Recorded information.
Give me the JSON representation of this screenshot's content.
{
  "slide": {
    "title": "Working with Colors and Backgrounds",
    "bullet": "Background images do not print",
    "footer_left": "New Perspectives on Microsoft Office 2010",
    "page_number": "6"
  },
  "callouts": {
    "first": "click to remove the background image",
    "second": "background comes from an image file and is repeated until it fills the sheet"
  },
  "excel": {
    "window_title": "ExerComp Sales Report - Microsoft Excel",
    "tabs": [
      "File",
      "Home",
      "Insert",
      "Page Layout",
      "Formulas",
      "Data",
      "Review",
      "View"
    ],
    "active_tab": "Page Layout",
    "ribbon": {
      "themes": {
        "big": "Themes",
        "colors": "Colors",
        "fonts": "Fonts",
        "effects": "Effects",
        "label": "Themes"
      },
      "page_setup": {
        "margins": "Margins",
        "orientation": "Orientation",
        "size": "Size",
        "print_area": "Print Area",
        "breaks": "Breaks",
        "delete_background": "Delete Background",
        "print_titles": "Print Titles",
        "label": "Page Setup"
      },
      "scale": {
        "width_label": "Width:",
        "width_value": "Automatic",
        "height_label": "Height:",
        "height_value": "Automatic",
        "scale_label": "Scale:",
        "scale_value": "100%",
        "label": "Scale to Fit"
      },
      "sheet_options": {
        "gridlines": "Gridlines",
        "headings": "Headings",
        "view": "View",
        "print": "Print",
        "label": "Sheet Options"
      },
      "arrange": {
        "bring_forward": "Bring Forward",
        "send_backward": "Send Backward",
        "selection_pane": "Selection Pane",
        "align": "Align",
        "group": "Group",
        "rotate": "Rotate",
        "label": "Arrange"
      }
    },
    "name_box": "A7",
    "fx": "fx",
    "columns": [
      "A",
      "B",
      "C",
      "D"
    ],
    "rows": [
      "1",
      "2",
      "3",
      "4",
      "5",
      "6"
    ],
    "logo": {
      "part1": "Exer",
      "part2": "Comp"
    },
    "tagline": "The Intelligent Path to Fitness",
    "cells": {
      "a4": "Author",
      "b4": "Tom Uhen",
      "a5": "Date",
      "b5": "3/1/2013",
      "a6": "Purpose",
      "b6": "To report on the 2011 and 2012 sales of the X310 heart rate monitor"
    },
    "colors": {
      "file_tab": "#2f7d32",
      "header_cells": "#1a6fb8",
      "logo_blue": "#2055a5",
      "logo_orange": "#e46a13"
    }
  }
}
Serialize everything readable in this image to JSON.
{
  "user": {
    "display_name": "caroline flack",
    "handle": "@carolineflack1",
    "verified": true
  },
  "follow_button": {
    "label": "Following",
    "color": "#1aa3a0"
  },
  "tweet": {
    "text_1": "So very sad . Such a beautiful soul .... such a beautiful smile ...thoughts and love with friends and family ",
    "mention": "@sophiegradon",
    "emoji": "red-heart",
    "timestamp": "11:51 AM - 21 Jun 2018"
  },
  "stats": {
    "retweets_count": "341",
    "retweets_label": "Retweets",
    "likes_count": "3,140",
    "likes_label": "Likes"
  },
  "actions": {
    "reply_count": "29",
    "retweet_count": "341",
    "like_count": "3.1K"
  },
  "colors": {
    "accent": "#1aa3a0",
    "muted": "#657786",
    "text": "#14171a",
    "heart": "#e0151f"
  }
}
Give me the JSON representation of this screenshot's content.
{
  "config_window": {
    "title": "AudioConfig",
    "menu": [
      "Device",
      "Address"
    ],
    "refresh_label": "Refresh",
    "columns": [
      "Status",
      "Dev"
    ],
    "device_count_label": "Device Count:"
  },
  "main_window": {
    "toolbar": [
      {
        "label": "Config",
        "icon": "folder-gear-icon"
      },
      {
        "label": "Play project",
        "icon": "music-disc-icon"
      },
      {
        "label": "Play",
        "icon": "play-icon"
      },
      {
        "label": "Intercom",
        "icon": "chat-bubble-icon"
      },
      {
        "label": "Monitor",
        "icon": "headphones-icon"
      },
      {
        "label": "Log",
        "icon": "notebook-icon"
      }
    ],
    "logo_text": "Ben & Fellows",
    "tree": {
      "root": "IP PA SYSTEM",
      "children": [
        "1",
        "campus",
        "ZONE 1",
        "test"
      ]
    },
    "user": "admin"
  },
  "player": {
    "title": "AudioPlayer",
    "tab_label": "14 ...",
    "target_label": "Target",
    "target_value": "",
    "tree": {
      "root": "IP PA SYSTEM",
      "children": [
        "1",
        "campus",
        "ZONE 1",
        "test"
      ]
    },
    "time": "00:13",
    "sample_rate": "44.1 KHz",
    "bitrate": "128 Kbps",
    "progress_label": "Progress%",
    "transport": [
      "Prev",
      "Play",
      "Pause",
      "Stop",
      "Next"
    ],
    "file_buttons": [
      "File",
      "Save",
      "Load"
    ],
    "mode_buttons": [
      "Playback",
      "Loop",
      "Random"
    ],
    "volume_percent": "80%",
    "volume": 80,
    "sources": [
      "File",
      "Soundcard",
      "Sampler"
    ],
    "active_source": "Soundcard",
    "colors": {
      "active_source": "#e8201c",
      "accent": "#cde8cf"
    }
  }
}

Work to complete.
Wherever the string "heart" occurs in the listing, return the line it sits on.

Response.
      "b6": "To report on the 2011 and 2012 sales of the X310 heart rate monitor"
    "emoji": "red-heart",
    "heart": "#e0151f"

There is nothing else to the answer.